*Problem details*:
Among the entries, which lines carry the string "Find"? Copy each of them.

*Given data*:

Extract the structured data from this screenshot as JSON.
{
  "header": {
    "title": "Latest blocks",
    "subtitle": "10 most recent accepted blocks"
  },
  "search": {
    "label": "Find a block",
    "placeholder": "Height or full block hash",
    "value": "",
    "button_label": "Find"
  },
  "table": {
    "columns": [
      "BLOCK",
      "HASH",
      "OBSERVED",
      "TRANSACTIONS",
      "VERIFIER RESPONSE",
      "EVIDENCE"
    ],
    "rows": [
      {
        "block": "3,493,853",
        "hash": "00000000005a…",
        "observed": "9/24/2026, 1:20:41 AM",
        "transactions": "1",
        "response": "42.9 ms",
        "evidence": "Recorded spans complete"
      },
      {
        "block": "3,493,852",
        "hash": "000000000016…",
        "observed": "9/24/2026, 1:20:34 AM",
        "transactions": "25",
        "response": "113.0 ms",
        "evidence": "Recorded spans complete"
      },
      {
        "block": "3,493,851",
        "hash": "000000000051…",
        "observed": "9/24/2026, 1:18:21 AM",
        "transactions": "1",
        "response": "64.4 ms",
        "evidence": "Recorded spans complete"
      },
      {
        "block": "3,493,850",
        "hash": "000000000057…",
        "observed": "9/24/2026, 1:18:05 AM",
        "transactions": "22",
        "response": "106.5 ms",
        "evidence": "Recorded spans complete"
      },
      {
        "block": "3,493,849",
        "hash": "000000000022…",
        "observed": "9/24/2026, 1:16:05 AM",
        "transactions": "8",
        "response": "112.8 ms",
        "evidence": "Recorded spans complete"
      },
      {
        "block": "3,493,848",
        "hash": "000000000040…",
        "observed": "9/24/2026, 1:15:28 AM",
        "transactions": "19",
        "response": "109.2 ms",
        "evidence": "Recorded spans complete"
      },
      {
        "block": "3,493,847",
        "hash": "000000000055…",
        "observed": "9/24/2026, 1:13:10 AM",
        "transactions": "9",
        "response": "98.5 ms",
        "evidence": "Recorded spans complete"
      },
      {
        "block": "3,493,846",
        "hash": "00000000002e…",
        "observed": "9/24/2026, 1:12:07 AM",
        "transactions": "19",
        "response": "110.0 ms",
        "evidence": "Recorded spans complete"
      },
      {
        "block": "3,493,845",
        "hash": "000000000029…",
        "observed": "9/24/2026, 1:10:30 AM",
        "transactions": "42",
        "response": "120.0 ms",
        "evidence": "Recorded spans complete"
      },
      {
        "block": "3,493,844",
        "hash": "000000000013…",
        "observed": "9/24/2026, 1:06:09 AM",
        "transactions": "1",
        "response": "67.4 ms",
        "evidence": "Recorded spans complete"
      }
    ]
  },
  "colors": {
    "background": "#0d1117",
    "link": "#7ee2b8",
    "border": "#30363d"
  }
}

*Task answer*:
    "label": "Find a block",
    "button_label": "Find"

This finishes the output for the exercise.